■ PROBLEM TO WORK ON
Return every line of the entries that includes the word "this".

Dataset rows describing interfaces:
⁂
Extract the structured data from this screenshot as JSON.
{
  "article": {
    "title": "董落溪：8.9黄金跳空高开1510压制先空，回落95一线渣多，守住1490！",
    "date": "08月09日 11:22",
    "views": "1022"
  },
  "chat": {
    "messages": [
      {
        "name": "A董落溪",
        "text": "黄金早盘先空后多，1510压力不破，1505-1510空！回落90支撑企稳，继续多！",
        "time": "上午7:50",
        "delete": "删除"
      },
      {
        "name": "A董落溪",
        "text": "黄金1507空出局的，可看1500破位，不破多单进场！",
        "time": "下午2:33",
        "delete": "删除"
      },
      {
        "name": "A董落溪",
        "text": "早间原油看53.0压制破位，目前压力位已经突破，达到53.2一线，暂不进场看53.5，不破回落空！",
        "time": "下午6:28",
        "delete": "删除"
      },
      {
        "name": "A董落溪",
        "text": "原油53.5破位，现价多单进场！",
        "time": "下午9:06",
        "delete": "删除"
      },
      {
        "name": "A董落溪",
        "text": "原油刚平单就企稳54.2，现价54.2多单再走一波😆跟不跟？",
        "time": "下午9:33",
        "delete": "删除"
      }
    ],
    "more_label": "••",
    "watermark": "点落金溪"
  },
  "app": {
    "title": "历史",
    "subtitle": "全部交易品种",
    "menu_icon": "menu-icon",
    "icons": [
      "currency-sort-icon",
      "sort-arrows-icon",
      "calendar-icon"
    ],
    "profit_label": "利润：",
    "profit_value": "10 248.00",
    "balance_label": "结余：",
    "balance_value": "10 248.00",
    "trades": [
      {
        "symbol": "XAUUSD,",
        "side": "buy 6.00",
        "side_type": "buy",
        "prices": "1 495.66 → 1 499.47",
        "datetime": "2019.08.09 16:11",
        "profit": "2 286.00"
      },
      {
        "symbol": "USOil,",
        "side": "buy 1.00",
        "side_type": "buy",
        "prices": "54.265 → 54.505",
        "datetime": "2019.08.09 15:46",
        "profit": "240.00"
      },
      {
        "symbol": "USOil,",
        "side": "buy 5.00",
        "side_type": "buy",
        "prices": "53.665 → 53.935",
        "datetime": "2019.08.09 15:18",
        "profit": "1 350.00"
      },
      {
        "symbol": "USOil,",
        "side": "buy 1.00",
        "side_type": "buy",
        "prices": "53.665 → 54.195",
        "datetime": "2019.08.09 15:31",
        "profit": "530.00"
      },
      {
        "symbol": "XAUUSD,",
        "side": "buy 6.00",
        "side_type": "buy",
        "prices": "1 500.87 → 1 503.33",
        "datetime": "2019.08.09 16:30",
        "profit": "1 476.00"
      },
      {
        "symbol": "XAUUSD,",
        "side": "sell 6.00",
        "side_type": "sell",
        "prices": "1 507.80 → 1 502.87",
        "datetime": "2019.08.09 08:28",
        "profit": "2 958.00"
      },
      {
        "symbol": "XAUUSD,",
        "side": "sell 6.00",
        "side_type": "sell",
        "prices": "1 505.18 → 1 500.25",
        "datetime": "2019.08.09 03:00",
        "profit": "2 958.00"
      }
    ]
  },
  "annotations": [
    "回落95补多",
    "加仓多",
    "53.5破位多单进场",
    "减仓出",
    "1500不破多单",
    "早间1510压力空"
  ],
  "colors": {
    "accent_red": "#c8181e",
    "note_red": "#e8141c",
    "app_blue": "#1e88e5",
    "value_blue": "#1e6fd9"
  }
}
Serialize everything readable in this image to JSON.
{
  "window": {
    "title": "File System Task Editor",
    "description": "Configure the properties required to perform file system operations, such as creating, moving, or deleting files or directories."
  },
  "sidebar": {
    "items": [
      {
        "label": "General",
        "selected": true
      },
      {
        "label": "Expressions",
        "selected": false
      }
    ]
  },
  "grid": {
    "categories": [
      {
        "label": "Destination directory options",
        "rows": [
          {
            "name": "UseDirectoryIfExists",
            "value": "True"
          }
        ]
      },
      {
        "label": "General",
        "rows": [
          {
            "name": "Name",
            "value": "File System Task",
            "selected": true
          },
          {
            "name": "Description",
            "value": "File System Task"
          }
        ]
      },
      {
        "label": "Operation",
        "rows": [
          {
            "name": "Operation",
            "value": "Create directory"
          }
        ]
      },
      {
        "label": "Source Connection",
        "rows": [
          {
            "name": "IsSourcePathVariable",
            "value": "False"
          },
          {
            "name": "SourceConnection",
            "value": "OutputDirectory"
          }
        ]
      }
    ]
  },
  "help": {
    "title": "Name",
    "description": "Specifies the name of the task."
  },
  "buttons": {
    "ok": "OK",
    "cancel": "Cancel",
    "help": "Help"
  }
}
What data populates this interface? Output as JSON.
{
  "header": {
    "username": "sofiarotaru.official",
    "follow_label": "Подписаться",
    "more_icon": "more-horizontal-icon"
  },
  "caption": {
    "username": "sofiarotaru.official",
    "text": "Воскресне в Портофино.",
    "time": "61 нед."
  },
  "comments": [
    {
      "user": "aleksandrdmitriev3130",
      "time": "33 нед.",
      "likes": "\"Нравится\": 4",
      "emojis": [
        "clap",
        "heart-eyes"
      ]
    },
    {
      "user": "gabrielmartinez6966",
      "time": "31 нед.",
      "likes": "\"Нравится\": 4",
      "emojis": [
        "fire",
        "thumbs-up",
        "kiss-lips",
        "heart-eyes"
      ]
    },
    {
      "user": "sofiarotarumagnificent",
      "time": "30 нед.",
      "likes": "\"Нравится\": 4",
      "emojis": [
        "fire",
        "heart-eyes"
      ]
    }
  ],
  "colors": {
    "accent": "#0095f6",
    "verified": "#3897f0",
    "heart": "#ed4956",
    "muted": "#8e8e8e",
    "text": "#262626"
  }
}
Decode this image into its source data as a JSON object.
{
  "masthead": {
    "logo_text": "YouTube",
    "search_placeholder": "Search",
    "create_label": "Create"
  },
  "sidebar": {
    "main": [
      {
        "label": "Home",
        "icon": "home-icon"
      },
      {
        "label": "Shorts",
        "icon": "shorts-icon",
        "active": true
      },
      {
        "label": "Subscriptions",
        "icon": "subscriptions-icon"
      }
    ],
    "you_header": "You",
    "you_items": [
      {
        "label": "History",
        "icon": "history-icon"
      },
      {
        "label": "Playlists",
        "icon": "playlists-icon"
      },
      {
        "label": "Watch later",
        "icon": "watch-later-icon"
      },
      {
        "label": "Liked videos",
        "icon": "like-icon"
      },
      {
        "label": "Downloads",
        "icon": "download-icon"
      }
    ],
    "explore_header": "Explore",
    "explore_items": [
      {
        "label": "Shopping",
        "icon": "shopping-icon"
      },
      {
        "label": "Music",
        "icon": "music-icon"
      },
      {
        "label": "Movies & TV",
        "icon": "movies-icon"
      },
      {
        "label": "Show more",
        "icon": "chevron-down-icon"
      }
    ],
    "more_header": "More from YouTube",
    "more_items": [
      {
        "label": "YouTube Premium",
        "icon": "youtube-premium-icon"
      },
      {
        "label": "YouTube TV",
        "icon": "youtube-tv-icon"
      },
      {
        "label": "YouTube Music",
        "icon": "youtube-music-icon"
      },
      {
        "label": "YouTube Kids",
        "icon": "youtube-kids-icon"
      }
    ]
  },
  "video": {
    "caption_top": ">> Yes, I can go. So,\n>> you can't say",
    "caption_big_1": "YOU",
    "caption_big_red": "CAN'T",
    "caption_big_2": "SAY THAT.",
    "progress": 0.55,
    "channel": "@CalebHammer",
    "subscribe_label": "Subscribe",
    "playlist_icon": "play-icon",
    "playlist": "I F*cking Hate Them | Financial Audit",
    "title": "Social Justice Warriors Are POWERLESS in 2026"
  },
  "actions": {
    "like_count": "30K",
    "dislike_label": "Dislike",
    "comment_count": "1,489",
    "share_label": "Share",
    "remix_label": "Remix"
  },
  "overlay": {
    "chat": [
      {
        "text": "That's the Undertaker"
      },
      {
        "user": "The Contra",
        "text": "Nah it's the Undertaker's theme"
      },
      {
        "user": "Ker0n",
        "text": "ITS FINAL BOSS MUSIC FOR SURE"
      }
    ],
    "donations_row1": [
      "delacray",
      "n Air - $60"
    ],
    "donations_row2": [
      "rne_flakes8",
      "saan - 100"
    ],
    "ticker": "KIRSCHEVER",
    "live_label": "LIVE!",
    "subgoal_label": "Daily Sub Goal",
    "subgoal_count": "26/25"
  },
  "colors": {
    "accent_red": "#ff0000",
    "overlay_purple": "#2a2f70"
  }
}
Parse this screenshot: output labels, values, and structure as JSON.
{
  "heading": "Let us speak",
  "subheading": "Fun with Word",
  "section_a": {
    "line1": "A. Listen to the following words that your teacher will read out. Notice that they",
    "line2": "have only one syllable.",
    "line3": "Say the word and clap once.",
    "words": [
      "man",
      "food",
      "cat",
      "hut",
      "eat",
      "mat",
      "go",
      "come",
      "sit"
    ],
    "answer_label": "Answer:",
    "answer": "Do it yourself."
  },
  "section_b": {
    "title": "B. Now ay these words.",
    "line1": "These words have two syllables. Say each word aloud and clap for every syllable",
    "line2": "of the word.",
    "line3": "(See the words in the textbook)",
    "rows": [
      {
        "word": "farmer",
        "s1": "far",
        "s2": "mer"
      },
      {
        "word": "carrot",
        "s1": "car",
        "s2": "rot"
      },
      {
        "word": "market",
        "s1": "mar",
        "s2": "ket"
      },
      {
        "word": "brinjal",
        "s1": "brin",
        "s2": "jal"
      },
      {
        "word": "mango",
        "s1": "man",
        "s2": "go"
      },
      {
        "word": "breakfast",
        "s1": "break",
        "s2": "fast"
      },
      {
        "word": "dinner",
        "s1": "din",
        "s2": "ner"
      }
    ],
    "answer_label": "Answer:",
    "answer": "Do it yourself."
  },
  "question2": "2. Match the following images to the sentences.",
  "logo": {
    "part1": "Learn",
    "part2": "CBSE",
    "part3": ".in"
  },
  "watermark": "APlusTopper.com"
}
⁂
■ RESULT OF THE TASK
Extract the structured data from this screenshot as JSON.
Serialize everything readable in this image to JSON.
What data populates this interface? Output as JSON.
Decode this image into its source data as a JSON object.
Parse this screenshot: output labels, values, and structure as JSON.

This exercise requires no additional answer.